However, throughout this time I did in a sense engage in literary activities. To begin with there was the made-to-order stuff, which I produced quickly, easily and without much pleasure to myself. Apart from school work, I wrote VERS D’OCCASION, semi-comic poems which I could turn out at what now seems to me astonishing speed — at fourteen I wrote a whole rhyming play, in imitation of Aristophanes, in about a week — and helped to edit a school magazines, both printed and in manuscript. These magazines were the most pitiful burlesque stuff that you could imagine, and I took far less trouble with them than I now would with the cheapest journalism. But side by side with all this, for fifteen years or more, I was carrying out a literary exercise of a quite different kind: this was the making up of a continuous ‘story’ about myself, a sort of diary existing only in the mind. I believe this is a common habit of children and adolescents. As a very small child I used to imagine that I was, say, Robin Hood, and picture myself as the hero of thrilling adventures, but quite soon my ‘story’ ceased to be narcissistic in a crude way and became more and more a mere description of what I was doing and the things I saw. For minutes at a time this kind of thing would be running through my head: ‘He pushed the door open and entered the room. A yellow beam of sunlight, filtering through the muslin curtains, slanted on to the table, where a match-box, half-open, lay beside the inkpot. With his right hand in his pocket he moved across to the window. Down in the street a tortoiseshell cat was chasing a dead leaf’, etc. etc. This habit continued until I was about twenty-five, right through my non-literary years. Although I had to search, and did search, for the right words, I seemed to be making this descriptive effort almost against my will, under a kind of compulsion from outside. The ‘story’ must, I suppose, have reflected the styles of the various writers I admired at different ages, but so far as I remember it always had the same meticulous descriptive quality.

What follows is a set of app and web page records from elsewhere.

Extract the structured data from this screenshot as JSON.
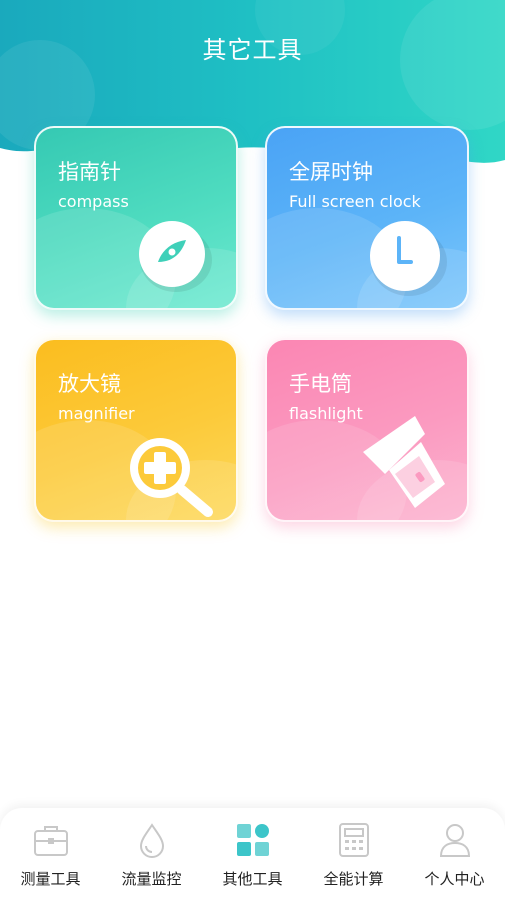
{
  "header": {
    "title": "其它工具"
  },
  "cards": [
    {
      "id": "compass",
      "title": "指南针",
      "subtitle": "compass",
      "icon": "compass-icon"
    },
    {
      "id": "clock",
      "title": "全屏时钟",
      "subtitle": "Full screen clock",
      "icon": "clock-icon"
    },
    {
      "id": "magnifier",
      "title": "放大镜",
      "subtitle": "magnifier",
      "icon": "magnifier-icon"
    },
    {
      "id": "flashlight",
      "title": "手电筒",
      "subtitle": "flashlight",
      "icon": "flashlight-icon"
    }
  ],
  "tabbar": {
    "items": [
      {
        "label": "测量工具",
        "icon": "toolbox-icon",
        "active": false
      },
      {
        "label": "流量监控",
        "icon": "droplet-icon",
        "active": false
      },
      {
        "label": "其他工具",
        "icon": "grid-icon",
        "active": true
      },
      {
        "label": "全能计算",
        "icon": "calculator-icon",
        "active": false
      },
      {
        "label": "个人中心",
        "icon": "person-icon",
        "active": false
      }
    ]
  },
  "colors": {
    "header_teal": "#1fbfc4",
    "compass": "#4fdcc0",
    "clock": "#5cb4f8",
    "magnifier": "#fcca3a",
    "flashlight": "#fb9ac0",
    "tab_active": "#3cc5c9",
    "tab_inactive": "#c8c8c8"
  }
}
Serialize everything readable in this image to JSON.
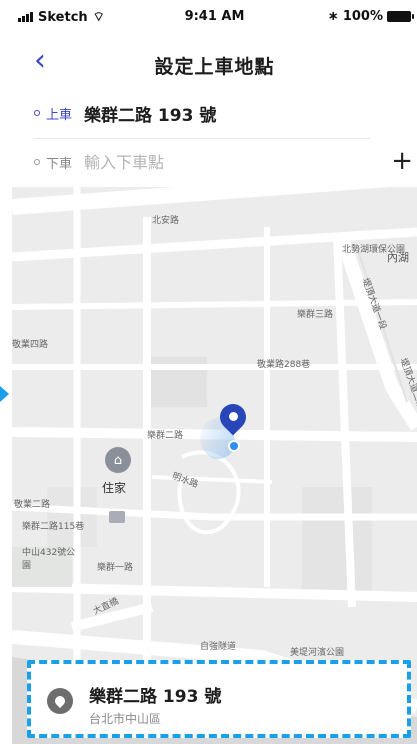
{
  "status_bar": {
    "carrier": "Sketch",
    "time": "9:41 AM",
    "battery": "100%"
  },
  "header": {
    "back_label": "‹",
    "title": "設定上車地點"
  },
  "pickup": {
    "tag": "上車",
    "value": "樂群二路 193 號"
  },
  "dropoff": {
    "tag": "下車",
    "placeholder": "輸入下車點",
    "add_label": "+"
  },
  "map": {
    "labels": [
      "北安路",
      "北勢湖環保公園",
      "內湖",
      "堤頂大道一段",
      "樂群三路",
      "敬業路288巷",
      "樂群二路",
      "明水路",
      "中山432號公園",
      "樂群一路",
      "美堤河濱公園",
      "大直橋",
      "自強隧道",
      "堤頂大道二段",
      "敬業二路",
      "樂群二路115巷",
      "敬業四路"
    ],
    "home_label": "住家"
  },
  "result_card": {
    "title": "樂群二路 193 號",
    "subtitle": "台北市中山區"
  },
  "colors": {
    "accent": "#3b47c4",
    "pin": "#2846b8",
    "highlight": "#1aa0e8"
  }
}
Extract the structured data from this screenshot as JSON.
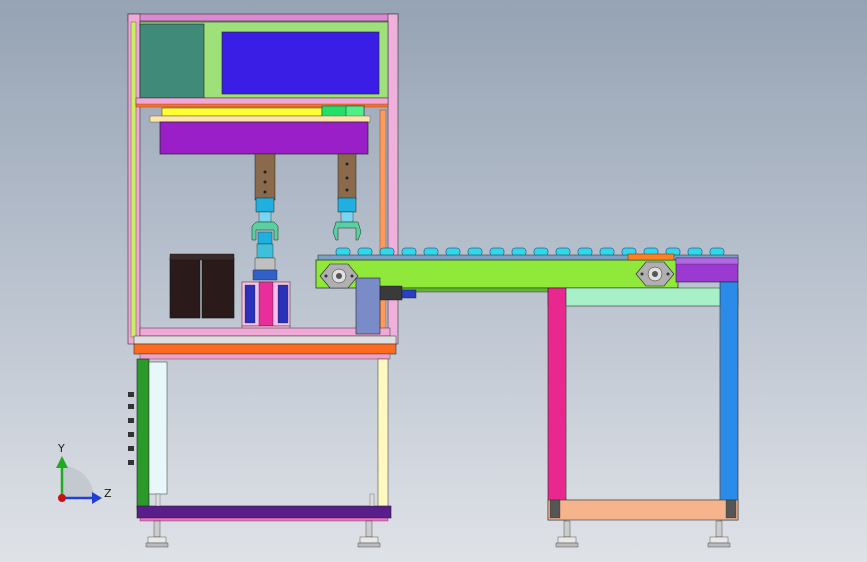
{
  "viewport": {
    "background_top": "#96a3b4",
    "background_bottom": "#dfe2e7"
  },
  "triad": {
    "y_label": "Y",
    "z_label": "Z",
    "y_color": "#22aa22",
    "z_color": "#1f3fd8",
    "x_color": "#cc1111"
  },
  "colors": {
    "frame_pink": "#f0a0d0",
    "panel_green": "#9ee07a",
    "panel_teal": "#3f8a78",
    "panel_blue": "#3a1ee6",
    "head_purple": "#9a1fc8",
    "rail_yellow": "#ffff33",
    "conveyor_green": "#8fe83a",
    "roller_cyan": "#33d8e8",
    "leg_magenta": "#e8278f",
    "leg_blue": "#2a8ce8",
    "base_orange": "#ff6b1e",
    "base_purple": "#5a1e8a",
    "bin_dark": "#2a1a1a",
    "gripper_cyan": "#1fb0e0",
    "foot_salmon": "#f6b48c"
  },
  "icons": {
    "triad": "axis-triad-icon",
    "leveling_foot": "leveling-foot-icon",
    "bearing": "flange-bearing-icon"
  }
}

I give all this background information because I do not think one can assess a writer’s motives without knowing something of his early development. His subject matter will be determined by the age he lives in — at least this is true in tumultuous, revolutionary ages like our own — but before he ever begins to write he will have acquired an emotional attitude from which he will never completely escape. It is his job, no doubt, to discipline his temperament and avoid getting stuck at some immature stage, in some perverse mood; but if he escapes from his early influences altogether, he will have killed his impulse to write.
George Orwell’s thoughts on writing continue tomorrow.